== Records for this task ==
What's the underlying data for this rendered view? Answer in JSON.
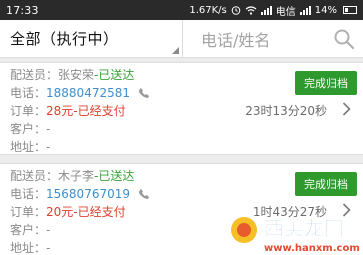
{
  "status_bar": {
    "time": "17:33",
    "speed": "1.67K/s",
    "carrier": "电信",
    "battery": "14%"
  },
  "filter": {
    "selected": "全部（执行中）",
    "search_placeholder": "电话/姓名"
  },
  "orders": [
    {
      "courier_label": "配送员：",
      "courier_name": "张安荣",
      "delivery_status": "-已送达",
      "phone_label": "电话：",
      "phone": "18880472581",
      "order_label": "订单：",
      "amount": "28元",
      "payment_status": "-已经支付",
      "customer_label": "客户：",
      "customer": "-",
      "address_label": "地址：",
      "address": "-",
      "timer": "23时13分20秒",
      "button_label": "完成归档"
    },
    {
      "courier_label": "配送员：",
      "courier_name": "木子李",
      "delivery_status": "-已送达",
      "phone_label": "电话：",
      "phone": "15680767019",
      "order_label": "订单：",
      "amount": "20元",
      "payment_status": "-已经支付",
      "customer_label": "客户：",
      "customer": "-",
      "address_label": "地址：",
      "address": "-",
      "timer": "1时43分27秒",
      "button_label": "完成归档"
    }
  ],
  "watermark": {
    "text": "西美龙网",
    "url": "www.hanxm.com"
  },
  "colors": {
    "accent_green": "#2e9a2e",
    "phone_blue": "#3d8fd1",
    "amount_red": "#e0402e"
  }
}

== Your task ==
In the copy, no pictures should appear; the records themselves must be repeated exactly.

== Answer box ==
What's the underlying data for this rendered view? Answer in JSON.
{
  "status_bar": {
    "time": "17:33",
    "speed": "1.67K/s",
    "carrier": "电信",
    "battery": "14%"
  },
  "filter": {
    "selected": "全部（执行中）",
    "search_placeholder": "电话/姓名"
  },
  "orders": [
    {
      "courier_label": "配送员：",
      "courier_name": "张安荣",
      "delivery_status": "-已送达",
      "phone_label": "电话：",
      "phone": "18880472581",
      "order_label": "订单：",
      "amount": "28元",
      "payment_status": "-已经支付",
      "customer_label": "客户：",
      "customer": "-",
      "address_label": "地址：",
      "address": "-",
      "timer": "23时13分20秒",
      "button_label": "完成归档"
    },
    {
      "courier_label": "配送员：",
      "courier_name": "木子李",
      "delivery_status": "-已送达",
      "phone_label": "电话：",
      "phone": "15680767019",
      "order_label": "订单：",
      "amount": "20元",
      "payment_status": "-已经支付",
      "customer_label": "客户：",
      "customer": "-",
      "address_label": "地址：",
      "address": "-",
      "timer": "1时43分27秒",
      "button_label": "完成归档"
    }
  ],
  "watermark": {
    "text": "西美龙网",
    "url": "www.hanxm.com"
  },
  "colors": {
    "accent_green": "#2e9a2e",
    "phone_blue": "#3d8fd1",
    "amount_red": "#e0402e"
  }
}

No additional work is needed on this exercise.